Then a couple hundred years later, there he was – my brother, in a new wool worsted coat and wool fedora, brandishing a new shepherd’s crook.
“Hey, Elmer,” he said.
He produced from his coat what he insisted were not magical shears, though when he pushed a button the shears made a buzzing sound and the blades clashed together repeatedly without any effort on Dirk’s part. Dirk brought his bellow, and I got out my scratchwing. The music of Fassentinker once again filled the air of Planet Two. A sheep came by to spoil the party, and Dirk used his non-magical shears to shave a creditable likeness of Uriculous on the animal’s behind. We had a fine few days together before a new Light Bringer showed up.
This Light Bringer was Lik’emall Busch. Lik’emall almost didn’t defeat Dirk. He seemed more interested in starting a land war in Phasia, but eventually a few of his aides put up a sign behind him that said, “Mission Accomplished,” and there went my brother back into oblivion.
I worried less this time, and sure enough, I saw Dirk a couple of centuries later. We had a nice couple of days until another Light Bringer – always with the initials LB – cast him back into oblivion.
It got pretty predictable. Sometimes my brother found me first; sometimes the Light Bringer did. Sometimes the LB tried to recruit me to the great cause. Sometimes he/she/it (I wasn’t sure with two of them) tried to cast me out first – either as a practice run, or maybe they were afraid I would team up with my destructive brother.
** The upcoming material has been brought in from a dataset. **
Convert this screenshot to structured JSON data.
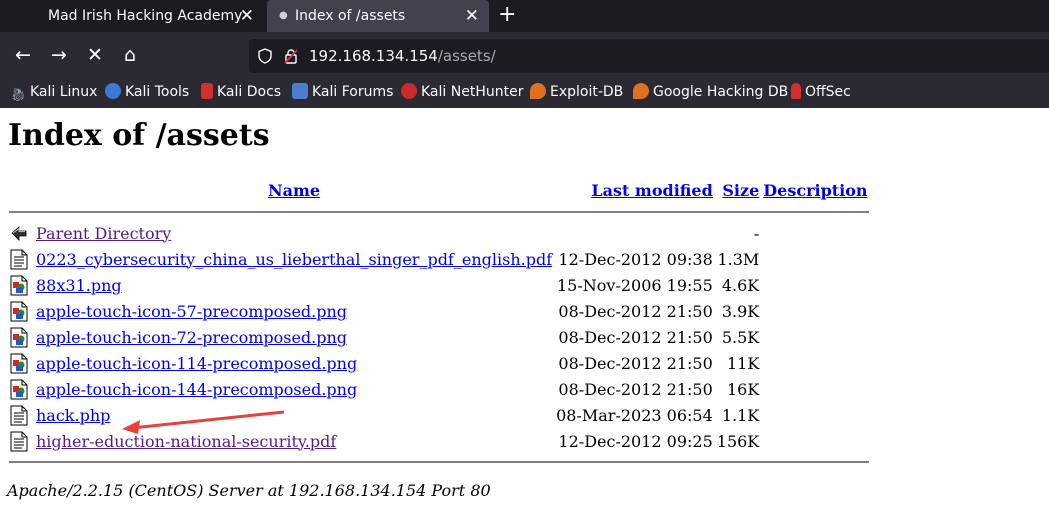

I remained oblivion-free.
I always had mixed feelings about seeing a Light Bringer. I was happy because it meant I would be seeing Dirk soon, but by and large Light Bringers (and their MOIST hangers-on) were tedious people.
There was one exception. Lenny Bruise Light Bringer was alright. Dirk did his old trick of poking a cigar into the Light Bringer’s flame, only this time, he poked three cigars. He kept one himself, gave one to me, and the third to Lenny Bruise. They were funny smelling cigars. We all got to laughing after a while and my brother and Lenny started exchanging the foulest insults imaginable. I don’t think the MOIST officials appreciated Lenny Bruise’s methods, though one woman leaned in a bit where she could inhale the funny smelling smoke, and I think she started getting into it.
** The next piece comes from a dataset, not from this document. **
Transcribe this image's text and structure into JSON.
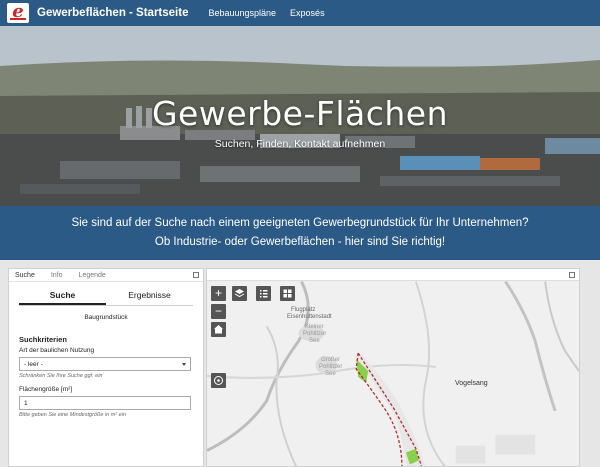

“I really gotta cast you out you…” I’ll spare you what Lenny called my brother.
“I could use a pizza anyway,” said Dirk.
None of us knew what a pizza was, but Lenny said, “Then go get one you dumb-f__k.”
There must have been power in that incantation, because my brother disappeared.
Lenny and I got together to smoke cigars a few times before he died. It was never the same. Dirk was missing – along with those strange cigars of his. Just the same, Lenny was one of the few of the millions I’ve seen die that I actually mourned.
It was just like Dirk to shake things up. Just when I got used to this into-oblivion-then-back routine, everything changed. I don’t know if I could say that I knew it was coming. I’ve always been cautious about saying I knew something ahead of time, but I could smell something in the air which was getting to be a challenge on a world with so many sheep.
It started on a day I went to get cigars and met the minions of the last Light Bringer, Lustavious Brachenhun.
I never liked that guy.
There! That's the end of Chapter One, so naturally the next installment will be Chapter 1.
What? Should 1 go before One?
As I mentioned in a previous post, this story is a satire. Any similarity between characters in this story and actual persons living or dead may or may not be intentional based on two factors
1) If it makes it funnier, then yes.
2) If it makes me get sued, then no.
Unfortunately, no one on Planet Two knew the secret password.